■ TASK OBJECTIVE
Output the data below exactly, images excluded.

■ Dataset rows for apps and sites

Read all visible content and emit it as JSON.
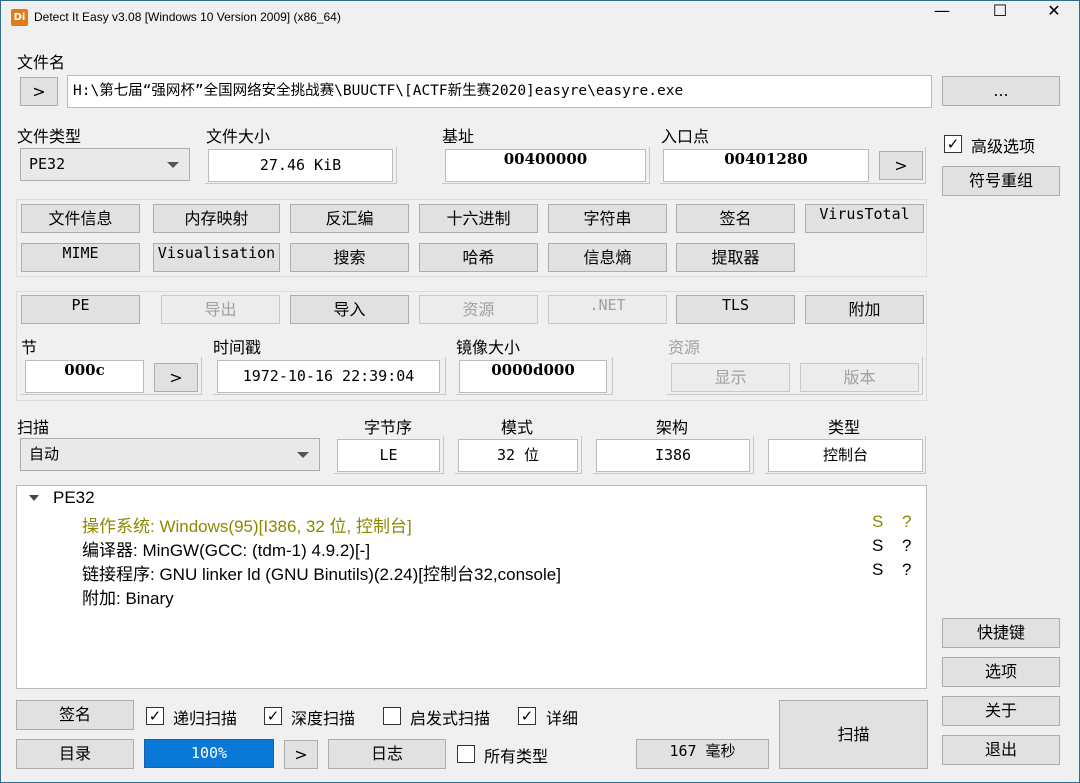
{
  "window": {
    "title": "Detect It Easy v3.08 [Windows 10 Version 2009] (x86_64)",
    "min": "—",
    "max": "☐",
    "close": "✕"
  },
  "file": {
    "label": "文件名",
    "go": ">",
    "path": "H:\\第七届“强网杯”全国网络安全挑战赛\\BUUCTF\\[ACTF新生赛2020]easyre\\easyre.exe",
    "browse": "..."
  },
  "info": {
    "type_label": "文件类型",
    "type_value": "PE32",
    "size_label": "文件大小",
    "size_value": "27.46 KiB",
    "base_label": "基址",
    "base_value": "00400000",
    "entry_label": "入口点",
    "entry_value": "00401280",
    "entry_go": ">"
  },
  "advanced": {
    "label": "高级选项",
    "checked": "✓",
    "symbols": "符号重组"
  },
  "tools": {
    "row1": [
      "文件信息",
      "内存映射",
      "反汇编",
      "十六进制",
      "字符串",
      "签名",
      "VirusTotal"
    ],
    "row2": [
      "MIME",
      "Visualisation",
      "搜索",
      "哈希",
      "信息熵",
      "提取器"
    ]
  },
  "pe": {
    "tabs": [
      "PE",
      "导出",
      "导入",
      "资源",
      ".NET",
      "TLS",
      "附加"
    ],
    "section_label": "节",
    "section_value": "000c",
    "section_go": ">",
    "timestamp_label": "时间戳",
    "timestamp_value": "1972-10-16 22:39:04",
    "image_size_label": "镜像大小",
    "image_size_value": "0000d000",
    "resources_label": "资源",
    "show": "显示",
    "version": "版本"
  },
  "scan": {
    "label": "扫描",
    "mode_value": "自动",
    "endian_label": "字节序",
    "endian_value": "LE",
    "mode_label": "模式",
    "bits_value": "32 位",
    "arch_label": "架构",
    "arch_value": "I386",
    "type_label": "类型",
    "type_value": "控制台"
  },
  "results": {
    "root": "PE32",
    "rows": [
      {
        "text": "操作系统: Windows(95)[I386, 32 位, 控制台]",
        "s": "S",
        "q": "?"
      },
      {
        "text": "编译器: MinGW(GCC: (tdm-1) 4.9.2)[-]",
        "s": "S",
        "q": "?"
      },
      {
        "text": "链接程序: GNU linker ld (GNU Binutils)(2.24)[控制台32,console]",
        "s": "S",
        "q": "?"
      },
      {
        "text": "附加: Binary",
        "s": "",
        "q": ""
      }
    ],
    "os_color": "#8a8a00"
  },
  "bottom": {
    "signature": "签名",
    "recursive": "递归扫描",
    "deep": "深度扫描",
    "heuristic": "启发式扫描",
    "verbose": "详细",
    "directory": "目录",
    "progress": "100%",
    "next": ">",
    "log": "日志",
    "all_types": "所有类型",
    "time": "167 毫秒",
    "scan": "扫描",
    "check": "✓"
  },
  "side": {
    "shortcuts": "快捷键",
    "options": "选项",
    "about": "关于",
    "exit": "退出"
  }
}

■ RESULT BELOW
Read all visible content and emit it as JSON.
{
  "window": {
    "title": "Detect It Easy v3.08 [Windows 10 Version 2009] (x86_64)",
    "min": "—",
    "max": "☐",
    "close": "✕"
  },
  "file": {
    "label": "文件名",
    "go": ">",
    "path": "H:\\第七届“强网杯”全国网络安全挑战赛\\BUUCTF\\[ACTF新生赛2020]easyre\\easyre.exe",
    "browse": "..."
  },
  "info": {
    "type_label": "文件类型",
    "type_value": "PE32",
    "size_label": "文件大小",
    "size_value": "27.46 KiB",
    "base_label": "基址",
    "base_value": "00400000",
    "entry_label": "入口点",
    "entry_value": "00401280",
    "entry_go": ">"
  },
  "advanced": {
    "label": "高级选项",
    "checked": "✓",
    "symbols": "符号重组"
  },
  "tools": {
    "row1": [
      "文件信息",
      "内存映射",
      "反汇编",
      "十六进制",
      "字符串",
      "签名",
      "VirusTotal"
    ],
    "row2": [
      "MIME",
      "Visualisation",
      "搜索",
      "哈希",
      "信息熵",
      "提取器"
    ]
  },
  "pe": {
    "tabs": [
      "PE",
      "导出",
      "导入",
      "资源",
      ".NET",
      "TLS",
      "附加"
    ],
    "section_label": "节",
    "section_value": "000c",
    "section_go": ">",
    "timestamp_label": "时间戳",
    "timestamp_value": "1972-10-16 22:39:04",
    "image_size_label": "镜像大小",
    "image_size_value": "0000d000",
    "resources_label": "资源",
    "show": "显示",
    "version": "版本"
  },
  "scan": {
    "label": "扫描",
    "mode_value": "自动",
    "endian_label": "字节序",
    "endian_value": "LE",
    "mode_label": "模式",
    "bits_value": "32 位",
    "arch_label": "架构",
    "arch_value": "I386",
    "type_label": "类型",
    "type_value": "控制台"
  },
  "results": {
    "root": "PE32",
    "rows": [
      {
        "text": "操作系统: Windows(95)[I386, 32 位, 控制台]",
        "s": "S",
        "q": "?"
      },
      {
        "text": "编译器: MinGW(GCC: (tdm-1) 4.9.2)[-]",
        "s": "S",
        "q": "?"
      },
      {
        "text": "链接程序: GNU linker ld (GNU Binutils)(2.24)[控制台32,console]",
        "s": "S",
        "q": "?"
      },
      {
        "text": "附加: Binary",
        "s": "",
        "q": ""
      }
    ],
    "os_color": "#8a8a00"
  },
  "bottom": {
    "signature": "签名",
    "recursive": "递归扫描",
    "deep": "深度扫描",
    "heuristic": "启发式扫描",
    "verbose": "详细",
    "directory": "目录",
    "progress": "100%",
    "next": ">",
    "log": "日志",
    "all_types": "所有类型",
    "time": "167 毫秒",
    "scan": "扫描",
    "check": "✓"
  },
  "side": {
    "shortcuts": "快捷键",
    "options": "选项",
    "about": "关于",
    "exit": "退出"
  }
}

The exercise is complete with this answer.